## PROMPT:
Copy the whole listing below exactly.

## SUPPLIED MATERIAL:
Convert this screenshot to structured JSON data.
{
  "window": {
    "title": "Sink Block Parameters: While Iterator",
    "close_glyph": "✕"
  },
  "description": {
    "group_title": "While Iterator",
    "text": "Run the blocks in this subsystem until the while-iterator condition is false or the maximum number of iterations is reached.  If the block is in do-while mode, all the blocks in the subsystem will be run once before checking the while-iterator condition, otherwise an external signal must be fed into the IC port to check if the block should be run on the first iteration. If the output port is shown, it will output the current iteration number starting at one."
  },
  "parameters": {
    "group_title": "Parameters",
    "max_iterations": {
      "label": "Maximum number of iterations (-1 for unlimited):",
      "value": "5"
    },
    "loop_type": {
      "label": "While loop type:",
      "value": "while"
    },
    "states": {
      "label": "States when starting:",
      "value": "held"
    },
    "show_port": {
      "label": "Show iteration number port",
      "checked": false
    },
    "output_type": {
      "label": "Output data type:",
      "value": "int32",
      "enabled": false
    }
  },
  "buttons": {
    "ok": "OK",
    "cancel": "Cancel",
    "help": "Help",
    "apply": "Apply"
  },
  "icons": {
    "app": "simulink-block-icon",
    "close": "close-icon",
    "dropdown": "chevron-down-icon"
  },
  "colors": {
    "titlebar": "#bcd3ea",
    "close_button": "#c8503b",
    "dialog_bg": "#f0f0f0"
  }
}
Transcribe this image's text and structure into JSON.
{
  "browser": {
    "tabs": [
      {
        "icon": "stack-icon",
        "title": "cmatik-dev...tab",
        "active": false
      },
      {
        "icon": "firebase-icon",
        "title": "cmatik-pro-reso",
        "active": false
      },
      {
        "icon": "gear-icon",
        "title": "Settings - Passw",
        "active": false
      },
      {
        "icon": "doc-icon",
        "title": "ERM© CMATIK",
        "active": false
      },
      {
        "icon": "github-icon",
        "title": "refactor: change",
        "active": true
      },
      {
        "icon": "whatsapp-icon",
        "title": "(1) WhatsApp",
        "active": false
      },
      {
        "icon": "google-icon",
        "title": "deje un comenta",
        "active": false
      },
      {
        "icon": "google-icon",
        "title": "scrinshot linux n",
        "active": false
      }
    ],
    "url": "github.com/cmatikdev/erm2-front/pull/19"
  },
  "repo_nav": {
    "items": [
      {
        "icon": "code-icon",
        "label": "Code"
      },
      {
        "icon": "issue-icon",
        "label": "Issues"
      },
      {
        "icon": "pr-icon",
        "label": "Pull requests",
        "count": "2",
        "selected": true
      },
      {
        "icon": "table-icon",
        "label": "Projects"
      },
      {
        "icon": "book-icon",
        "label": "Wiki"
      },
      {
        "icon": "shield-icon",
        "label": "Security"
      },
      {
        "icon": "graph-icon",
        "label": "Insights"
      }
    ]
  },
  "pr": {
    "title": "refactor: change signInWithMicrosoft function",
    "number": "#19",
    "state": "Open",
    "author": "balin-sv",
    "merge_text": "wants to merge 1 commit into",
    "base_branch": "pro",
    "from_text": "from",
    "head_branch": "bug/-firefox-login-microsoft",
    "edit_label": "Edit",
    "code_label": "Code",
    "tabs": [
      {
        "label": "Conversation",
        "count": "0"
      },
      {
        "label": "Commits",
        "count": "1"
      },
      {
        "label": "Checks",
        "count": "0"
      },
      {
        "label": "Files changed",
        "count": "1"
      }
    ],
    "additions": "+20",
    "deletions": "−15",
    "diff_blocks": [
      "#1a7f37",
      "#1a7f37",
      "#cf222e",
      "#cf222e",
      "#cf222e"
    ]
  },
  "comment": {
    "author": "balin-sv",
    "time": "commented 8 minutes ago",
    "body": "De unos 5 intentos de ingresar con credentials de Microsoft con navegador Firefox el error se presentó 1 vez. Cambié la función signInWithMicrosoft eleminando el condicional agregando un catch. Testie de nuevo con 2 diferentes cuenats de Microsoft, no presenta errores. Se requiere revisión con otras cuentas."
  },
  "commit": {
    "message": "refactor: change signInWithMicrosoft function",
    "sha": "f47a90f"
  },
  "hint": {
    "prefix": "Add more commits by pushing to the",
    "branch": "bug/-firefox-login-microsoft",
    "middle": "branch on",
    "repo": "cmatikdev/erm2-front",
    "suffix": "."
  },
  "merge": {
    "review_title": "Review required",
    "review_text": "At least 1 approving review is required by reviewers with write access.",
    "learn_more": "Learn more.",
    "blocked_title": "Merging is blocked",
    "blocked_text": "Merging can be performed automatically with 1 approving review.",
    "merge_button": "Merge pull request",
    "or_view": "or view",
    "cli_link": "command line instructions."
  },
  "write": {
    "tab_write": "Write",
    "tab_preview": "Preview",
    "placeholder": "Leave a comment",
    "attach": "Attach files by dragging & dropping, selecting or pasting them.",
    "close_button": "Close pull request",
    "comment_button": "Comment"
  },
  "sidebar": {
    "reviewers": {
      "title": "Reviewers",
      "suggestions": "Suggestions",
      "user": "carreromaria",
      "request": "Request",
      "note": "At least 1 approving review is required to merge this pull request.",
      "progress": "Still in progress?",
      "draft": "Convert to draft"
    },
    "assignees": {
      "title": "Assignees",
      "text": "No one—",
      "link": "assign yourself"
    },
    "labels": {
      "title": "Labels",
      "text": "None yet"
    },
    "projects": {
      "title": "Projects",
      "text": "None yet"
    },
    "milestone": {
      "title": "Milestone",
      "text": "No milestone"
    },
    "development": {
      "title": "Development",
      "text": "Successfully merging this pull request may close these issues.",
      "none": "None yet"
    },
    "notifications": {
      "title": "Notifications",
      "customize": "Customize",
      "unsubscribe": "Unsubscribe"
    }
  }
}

## WORKED SOLUTION:
Convert this screenshot to structured JSON data.
{
  "window": {
    "title": "Sink Block Parameters: While Iterator",
    "close_glyph": "✕"
  },
  "description": {
    "group_title": "While Iterator",
    "text": "Run the blocks in this subsystem until the while-iterator condition is false or the maximum number of iterations is reached.  If the block is in do-while mode, all the blocks in the subsystem will be run once before checking the while-iterator condition, otherwise an external signal must be fed into the IC port to check if the block should be run on the first iteration. If the output port is shown, it will output the current iteration number starting at one."
  },
  "parameters": {
    "group_title": "Parameters",
    "max_iterations": {
      "label": "Maximum number of iterations (-1 for unlimited):",
      "value": "5"
    },
    "loop_type": {
      "label": "While loop type:",
      "value": "while"
    },
    "states": {
      "label": "States when starting:",
      "value": "held"
    },
    "show_port": {
      "label": "Show iteration number port",
      "checked": false
    },
    "output_type": {
      "label": "Output data type:",
      "value": "int32",
      "enabled": false
    }
  },
  "buttons": {
    "ok": "OK",
    "cancel": "Cancel",
    "help": "Help",
    "apply": "Apply"
  },
  "icons": {
    "app": "simulink-block-icon",
    "close": "close-icon",
    "dropdown": "chevron-down-icon"
  },
  "colors": {
    "titlebar": "#bcd3ea",
    "close_button": "#c8503b",
    "dialog_bg": "#f0f0f0"
  }
}
Transcribe this image's text and structure into JSON.
{
  "browser": {
    "tabs": [
      {
        "icon": "stack-icon",
        "title": "cmatik-dev...tab",
        "active": false
      },
      {
        "icon": "firebase-icon",
        "title": "cmatik-pro-reso",
        "active": false
      },
      {
        "icon": "gear-icon",
        "title": "Settings - Passw",
        "active": false
      },
      {
        "icon": "doc-icon",
        "title": "ERM© CMATIK",
        "active": false
      },
      {
        "icon": "github-icon",
        "title": "refactor: change",
        "active": true
      },
      {
        "icon": "whatsapp-icon",
        "title": "(1) WhatsApp",
        "active": false
      },
      {
        "icon": "google-icon",
        "title": "deje un comenta",
        "active": false
      },
      {
        "icon": "google-icon",
        "title": "scrinshot linux n",
        "active": false
      }
    ],
    "url": "github.com/cmatikdev/erm2-front/pull/19"
  },
  "repo_nav": {
    "items": [
      {
        "icon": "code-icon",
        "label": "Code"
      },
      {
        "icon": "issue-icon",
        "label": "Issues"
      },
      {
        "icon": "pr-icon",
        "label": "Pull requests",
        "count": "2",
        "selected": true
      },
      {
        "icon": "table-icon",
        "label": "Projects"
      },
      {
        "icon": "book-icon",
        "label": "Wiki"
      },
      {
        "icon": "shield-icon",
        "label": "Security"
      },
      {
        "icon": "graph-icon",
        "label": "Insights"
      }
    ]
  },
  "pr": {
    "title": "refactor: change signInWithMicrosoft function",
    "number": "#19",
    "state": "Open",
    "author": "balin-sv",
    "merge_text": "wants to merge 1 commit into",
    "base_branch": "pro",
    "from_text": "from",
    "head_branch": "bug/-firefox-login-microsoft",
    "edit_label": "Edit",
    "code_label": "Code",
    "tabs": [
      {
        "label": "Conversation",
        "count": "0"
      },
      {
        "label": "Commits",
        "count": "1"
      },
      {
        "label": "Checks",
        "count": "0"
      },
      {
        "label": "Files changed",
        "count": "1"
      }
    ],
    "additions": "+20",
    "deletions": "−15",
    "diff_blocks": [
      "#1a7f37",
      "#1a7f37",
      "#cf222e",
      "#cf222e",
      "#cf222e"
    ]
  },
  "comment": {
    "author": "balin-sv",
    "time": "commented 8 minutes ago",
    "body": "De unos 5 intentos de ingresar con credentials de Microsoft con navegador Firefox el error se presentó 1 vez. Cambié la función signInWithMicrosoft eleminando el condicional agregando un catch. Testie de nuevo con 2 diferentes cuenats de Microsoft, no presenta errores. Se requiere revisión con otras cuentas."
  },
  "commit": {
    "message": "refactor: change signInWithMicrosoft function",
    "sha": "f47a90f"
  },
  "hint": {
    "prefix": "Add more commits by pushing to the",
    "branch": "bug/-firefox-login-microsoft",
    "middle": "branch on",
    "repo": "cmatikdev/erm2-front",
    "suffix": "."
  },
  "merge": {
    "review_title": "Review required",
    "review_text": "At least 1 approving review is required by reviewers with write access.",
    "learn_more": "Learn more.",
    "blocked_title": "Merging is blocked",
    "blocked_text": "Merging can be performed automatically with 1 approving review.",
    "merge_button": "Merge pull request",
    "or_view": "or view",
    "cli_link": "command line instructions."
  },
  "write": {
    "tab_write": "Write",
    "tab_preview": "Preview",
    "placeholder": "Leave a comment",
    "attach": "Attach files by dragging & dropping, selecting or pasting them.",
    "close_button": "Close pull request",
    "comment_button": "Comment"
  },
  "sidebar": {
    "reviewers": {
      "title": "Reviewers",
      "suggestions": "Suggestions",
      "user": "carreromaria",
      "request": "Request",
      "note": "At least 1 approving review is required to merge this pull request.",
      "progress": "Still in progress?",
      "draft": "Convert to draft"
    },
    "assignees": {
      "title": "Assignees",
      "text": "No one—",
      "link": "assign yourself"
    },
    "labels": {
      "title": "Labels",
      "text": "None yet"
    },
    "projects": {
      "title": "Projects",
      "text": "None yet"
    },
    "milestone": {
      "title": "Milestone",
      "text": "No milestone"
    },
    "development": {
      "title": "Development",
      "text": "Successfully merging this pull request may close these issues.",
      "none": "None yet"
    },
    "notifications": {
      "title": "Notifications",
      "customize": "Customize",
      "unsubscribe": "Unsubscribe"
    }
  }
}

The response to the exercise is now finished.